The morphology of the ship continues to haunt citizens and architects. A few days ago, the Genoese newspaper Il Secolo XIX announced that MSC (Mediterranean Shipping Company) was ready to transform a cruise ship into a floating hospital, with the support of Rina (the certification body that is also supervising the reconstruction of the new motorway bridge designed by Renzo Piano).
In the past few weeks, we have heard of many other Italian MSC and Costa Crociere cruise ships in the Mediterranean and Caribbean Sea, whose docking was banned for fear of a possible contagion, even if there were no sick people on board.

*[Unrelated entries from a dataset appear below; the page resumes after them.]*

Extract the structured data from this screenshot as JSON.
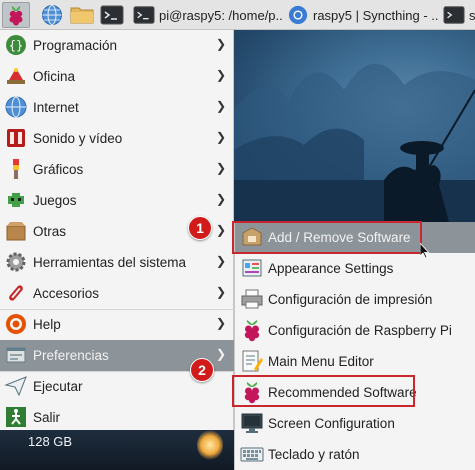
{
  "taskbar": {
    "tasks": [
      {
        "label": "pi@raspy5: /home/p..",
        "icon": "terminal-icon"
      },
      {
        "label": "raspy5 | Syncthing - ..",
        "icon": "chromium-icon"
      },
      {
        "label": "s",
        "icon": "terminal-icon"
      }
    ]
  },
  "menu": {
    "items": [
      {
        "label": "Programación",
        "icon": "programming-icon",
        "submenu": true
      },
      {
        "label": "Oficina",
        "icon": "office-icon",
        "submenu": true
      },
      {
        "label": "Internet",
        "icon": "globe-icon",
        "submenu": true
      },
      {
        "label": "Sonido y vídeo",
        "icon": "multimedia-icon",
        "submenu": true
      },
      {
        "label": "Gráficos",
        "icon": "graphics-icon",
        "submenu": true
      },
      {
        "label": "Juegos",
        "icon": "games-icon",
        "submenu": true
      },
      {
        "label": "Otras",
        "icon": "box-icon",
        "submenu": true
      },
      {
        "label": "Herramientas del sistema",
        "icon": "system-tools-icon",
        "submenu": true
      },
      {
        "label": "Accesorios",
        "icon": "accessories-icon",
        "submenu": true
      },
      {
        "label": "Help",
        "icon": "help-icon",
        "submenu": true
      },
      {
        "label": "Preferencias",
        "icon": "preferences-icon",
        "submenu": true,
        "selected": true
      },
      {
        "label": "Ejecutar",
        "icon": "run-icon",
        "submenu": false
      },
      {
        "label": "Salir",
        "icon": "logout-icon",
        "submenu": false
      }
    ]
  },
  "submenu": {
    "items": [
      {
        "label": "Add / Remove Software",
        "icon": "software-icon",
        "selected": true
      },
      {
        "label": "Appearance Settings",
        "icon": "appearance-icon"
      },
      {
        "label": "Configuración de impresión",
        "icon": "printer-icon"
      },
      {
        "label": "Configuración de Raspberry Pi",
        "icon": "raspberry-icon"
      },
      {
        "label": "Main Menu Editor",
        "icon": "menu-editor-icon"
      },
      {
        "label": "Recommended Software",
        "icon": "raspberry-icon"
      },
      {
        "label": "Screen Configuration",
        "icon": "monitor-icon"
      },
      {
        "label": "Teclado y ratón",
        "icon": "keyboard-icon"
      }
    ]
  },
  "desktop": {
    "drive_label": "128 GB"
  },
  "annotations": {
    "badge1": "1",
    "badge2": "2"
  },
  "colors": {
    "highlight": "#c9272d",
    "selected_bg": "#8c9399",
    "badge": "#d11a1a"
  }
}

And the Diamond Princess, as soon as it docked in Japan, was transformed into a lazaret.
It is no longer surprising to learn that, in 2020, a ship can be turned into a hospital to treat the people affected by COVID-19. However, it is evident that cruise ships are not conceived as architectures, but as luxurious kitsch-style condos, occupied by 5 or 6 thousand people at a time, looking for entertainment or the love of their lives. Since the biblical story of Noah's ark, the ship has represented a safe shelter where different species, people and goods can gather, and its functionality and rarefied spaces have always fascinated many architects. There is no waste of space, every inch is used to make the trip comfortable and essential, at least until the time when many Italians began to migrate to America. Today, this is no longer the case. Ships are linked to the concept of bigness, theorized by Koolhass, but without the strength of his theoretical and design approach. They are new sea monsters that sail across the seas and in certain contexts, such as the Venetian Lagoon, their disproportionate size is even more noticeable.
“On July 29, 1933, the steamer Patris II sailed from Marseilles to Piraeus" writes Paola Di Biagi. “On board there were representatives of 15 countries [...]”. “A crowd of young people” enthusiastically said Le Corbusier during his opening speech, “the flower of the new architecture that will bear fruits”. Here, the ship becomes a space for the urban and architectural debate of the fourth CIAM congress on the theme of the functional city, which later generated the well-known Athens Charter. “A cruise ship had turned into meeting rooms for committees, for organizational work” writes Le Corbusier. “One noise: the lapping of the water on the hull; one atmosphere: youth, faith, modesty and professional conscience.” So, here is a mobile and temporary architecture that becomes a place where to elaborate a manifesto on the city of the future. Ten years earlier, in 1923, in his Vers une architecture, Le Corbusier dedicated an entire chapter to Eyes which do not see: liners : “If we forget for a moment that a steamship is a machine for transport [this is the difference between cruise ships] and look at it with a fresh eye, we shall feel that we are facing an important manifestation of temerity, of discipline, of harmony, of a beauty that is calm, vital and strong.”
Today the ship has become the symbol of a health emergency, the result of ineffective policies that seem to have accepted this emergency situation, without the respect of the rules in a context where architecture does not exist, neither in urban planning and land use, nor as a spatial form. We must once again remember Le Corbusier’s project Asile flottant (1929) for the World Salvation Army in Paris, where a river boat, not unlike the one used by the director Jean Vigo in his masterpiece L'atalante, is turned into a women’s shelter after the First World War, with 160 beds, some bathrooms and a kitchen. Renzo Piano also took plenty of inspiration from the ship’s archetype, with alternating results. The first time was with the recovery of the old port of Genoa in 1992 when he designed the Aquarium, in 1997 when he designed Nemo in Amsterdam and recently in the construction of the new motor way over the Polcevera river, also in Genoa. Just to desecrate the ship-architecture duo, Francesco Rosadini created the facebook page “Ma se a certi architetti piace fare navi, perché invece fanno case?” (But if some architects like to design ships, why do they design houses instead?). An ironic way to ask designers to make their real intentions clear.
On the other hand, in this situation of identity and health crisis, it is evident how much architecture is excluded from the decision-making processes for temporary shelters, be they houses or hospitals... This happens in an underdeveloped cultural context, where even the architecture institutions are helpless. Yet the history of architecture has provided a number of formidable examples: the Ecole volant (1940) designed by Jean Prouvé and Pierre Jeanneret; the structures designed by Buckminster Fuller for the Dymaxion Deployment UNIT (DDU) (1940-1941) and the Geodesic Dome for the U.S. army; the inflatable structures of Hans Walter Müller, Hans Hollein and Haus Rucker-Co, and the temporary architectures of Shigeru Ban, Anna Rita Emili, and Elemental.
Opening image: Gianni Berengo Gardin, Venezia e le grandi navi. © Gianni Berengo Gardin-Courtesy Fondazione Forma per la Fotografia